The GA procedure enables you to represent problems with solutions consisting of mixed parameter types by using multisegment encoding. Solutions can contain multiple segments, where each segment is a vector of one particular parameter type. Multiple segments can also be used to store additional information you want to keep for each solution for user objective functions or genetic operators. The utility functions provided by the GA procedure give you full access to read from and write to individual solution segments you define.
Segments are set up with a SetEncoding call. The input parameter to this call is a string consisting of letter-number pairs, with each pair describing the type and number of elements in one segment. The permitted letters and corresponding encodings are as follows:
specifies real encoding. The elements of the solution segment are real numbers. One common problem where this encoding is used is nonlinear function optimization over the real domain.
specifies integer encoding. The elements of the solution segment are integers. Examples of where this encoding might be used include assignment problems where the integers represent which resources are assigned to particular tasks, or problems involving real variables that are constrained to be integers.
specifies Boolean encoding. The elements of the solution consist of binary (0 or 1) bits. This type of encoding might be used, for example, to represent variables in a variable selection problem, or inclusion of particular items in a 0/1 knapsack problem.
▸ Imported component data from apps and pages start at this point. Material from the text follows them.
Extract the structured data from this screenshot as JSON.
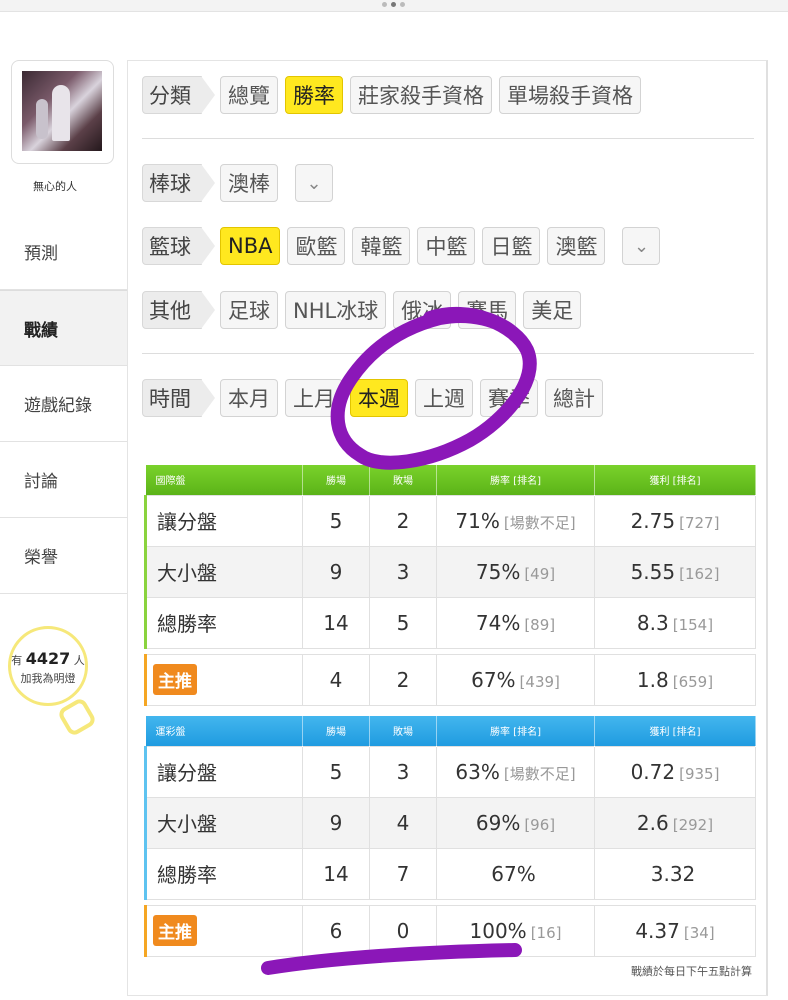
{
  "username": "無心的人",
  "sidebar": {
    "items": [
      {
        "label": "預測"
      },
      {
        "label": "戰績"
      },
      {
        "label": "遊戲紀錄"
      },
      {
        "label": "討論"
      },
      {
        "label": "榮譽"
      }
    ],
    "active_index": 1
  },
  "fans": {
    "prefix": "有",
    "count": "4427",
    "suffix": "人",
    "cta": "加我為明燈"
  },
  "filters": {
    "category": {
      "label": "分類",
      "options": [
        "總覽",
        "勝率",
        "莊家殺手資格",
        "單場殺手資格"
      ],
      "selected": "勝率"
    },
    "baseball": {
      "label": "棒球",
      "options": [
        "澳棒"
      ]
    },
    "basketball": {
      "label": "籃球",
      "options": [
        "NBA",
        "歐籃",
        "韓籃",
        "中籃",
        "日籃",
        "澳籃"
      ],
      "selected": "NBA"
    },
    "other": {
      "label": "其他",
      "options": [
        "足球",
        "NHL冰球",
        "俄冰",
        "賽馬",
        "美足"
      ]
    },
    "time": {
      "label": "時間",
      "options": [
        "本月",
        "上月",
        "本週",
        "上週",
        "賽季",
        "總計"
      ],
      "selected": "本週"
    }
  },
  "tables": {
    "international": {
      "header": [
        "國際盤",
        "勝場",
        "敗場",
        "勝率 [排名]",
        "獲利 [排名]"
      ],
      "rows": [
        {
          "name": "讓分盤",
          "win": "5",
          "lose": "2",
          "rate": "71%",
          "rate_rank": "[場數不足]",
          "profit": "2.75",
          "profit_rank": "[727]"
        },
        {
          "name": "大小盤",
          "win": "9",
          "lose": "3",
          "rate": "75%",
          "rate_rank": "[49]",
          "profit": "5.55",
          "profit_rank": "[162]"
        },
        {
          "name": "總勝率",
          "win": "14",
          "lose": "5",
          "rate": "74%",
          "rate_rank": "[89]",
          "profit": "8.3",
          "profit_rank": "[154]"
        }
      ],
      "featured": {
        "tag": "主推",
        "win": "4",
        "lose": "2",
        "rate": "67%",
        "rate_rank": "[439]",
        "profit": "1.8",
        "profit_rank": "[659]"
      }
    },
    "lottery": {
      "header": [
        "運彩盤",
        "勝場",
        "敗場",
        "勝率 [排名]",
        "獲利 [排名]"
      ],
      "rows": [
        {
          "name": "讓分盤",
          "win": "5",
          "lose": "3",
          "rate": "63%",
          "rate_rank": "[場數不足]",
          "profit": "0.72",
          "profit_rank": "[935]"
        },
        {
          "name": "大小盤",
          "win": "9",
          "lose": "4",
          "rate": "69%",
          "rate_rank": "[96]",
          "profit": "2.6",
          "profit_rank": "[292]"
        },
        {
          "name": "總勝率",
          "win": "14",
          "lose": "7",
          "rate": "67%",
          "rate_rank": "",
          "profit": "3.32",
          "profit_rank": ""
        }
      ],
      "featured": {
        "tag": "主推",
        "win": "6",
        "lose": "0",
        "rate": "100%",
        "rate_rank": "[16]",
        "profit": "4.37",
        "profit_rank": "[34]"
      }
    }
  },
  "footnote": "戰績於每日下午五點計算",
  "colors": {
    "selected_chip": "#ffe81f",
    "international_header": "#6cc623",
    "lottery_header": "#2aa6e8",
    "featured_tag": "#f08a1e",
    "annotation": "#8b17b8"
  }
}
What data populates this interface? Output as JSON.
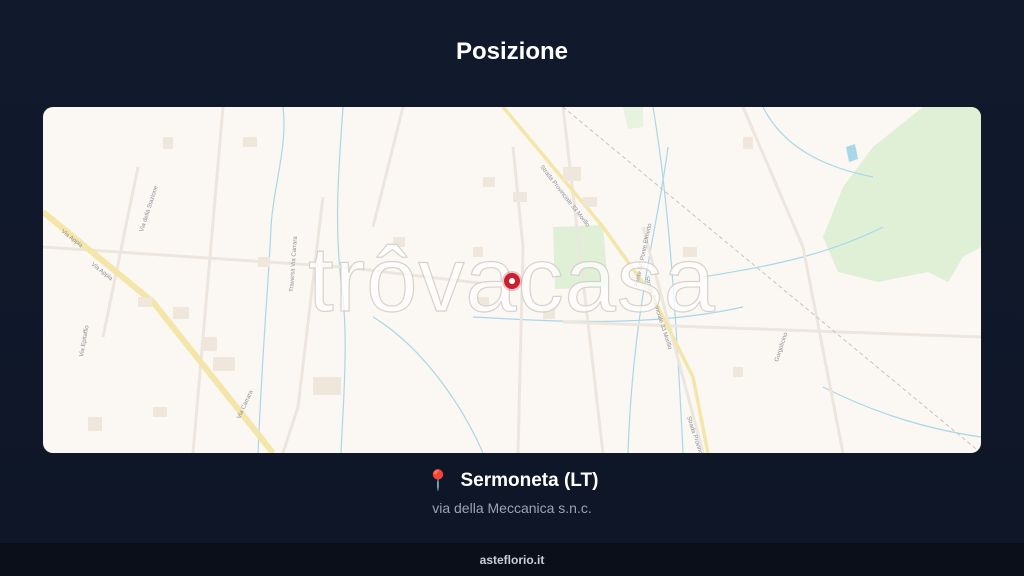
{
  "header": {
    "title": "Posizione"
  },
  "map": {
    "watermark": "trôvacasa",
    "streets": {
      "via_appia_1": "Via Appia",
      "via_appia_2": "Via Appia",
      "via_della_stazione": "Via della Stazione",
      "via_epitaffio": "Via Epitaffio",
      "traversa_via_carrara": "Traversa Via Carrara",
      "via_carrara": "Via Carrara",
      "strada_provinciale_1": "Strada Provinciale 33 Morillo",
      "ponte_sp_ponte_elmetto": "Ponte SP Ponte Elmetto",
      "strada_provinciale_2": "Strada Provinciale 33 Morillo",
      "strada_provinciale_3": "Strada Provinciale",
      "gorgolicino": "Gorgolicino"
    },
    "colors": {
      "background": "#fbf7f3",
      "water": "#a8d8e8",
      "park": "#dff0d6",
      "main_road": "#f4e6a8",
      "pin": "#c8202f"
    }
  },
  "location": {
    "icon": "map-pin-icon",
    "name": "Sermoneta (LT)",
    "address": "via della Meccanica s.n.c."
  },
  "footer": {
    "brand": "asteflorio.it"
  }
}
specifies sequence encoding. The segment consists of randomly ordered sequences of integers ranging from 1 to the number of elements. For example, [2, 4, 5, 1, 3] is an example of S5 encoding, as is [5, 3, 2, 1, 4]. Sequence encoding is a natural way to represent routing optimizations like the traveling salesman problem, or any problem optimizing permutations of parameters.
Suppose the problem is to optimize the scheduling of 20 tasks, and for each task you need to choose one machine out of a set of appropriate machines for each task. The natural encoding for that problem could be set up with the following call:
call SetEncoding('I20S20');
This call specifies a two-segment solution encoding, with segment 1 (I20) an integer vector representing the machine assignment for each task, and segment 2 (S20) representing the sequence of tasks.
When you use multisegment encoding, you must specify the segment parameter in SetMut or SetCross calls to specify an operator in a segment other than the first one. If you code your own operator subroutines, you can use utility functions provided by the GA procedure to extract and write out values to individual segments of the solution, and routines provided by the GA procedure to perform standard genetic crossover and mutation operations on selected segments. See the section Using Standard Genetic Operators and Objective Functions for a discussion of the operators provided by the GA procedure. See the section Defining User Genetic Operators and the section Defining an Objective Function for details of defining user routines.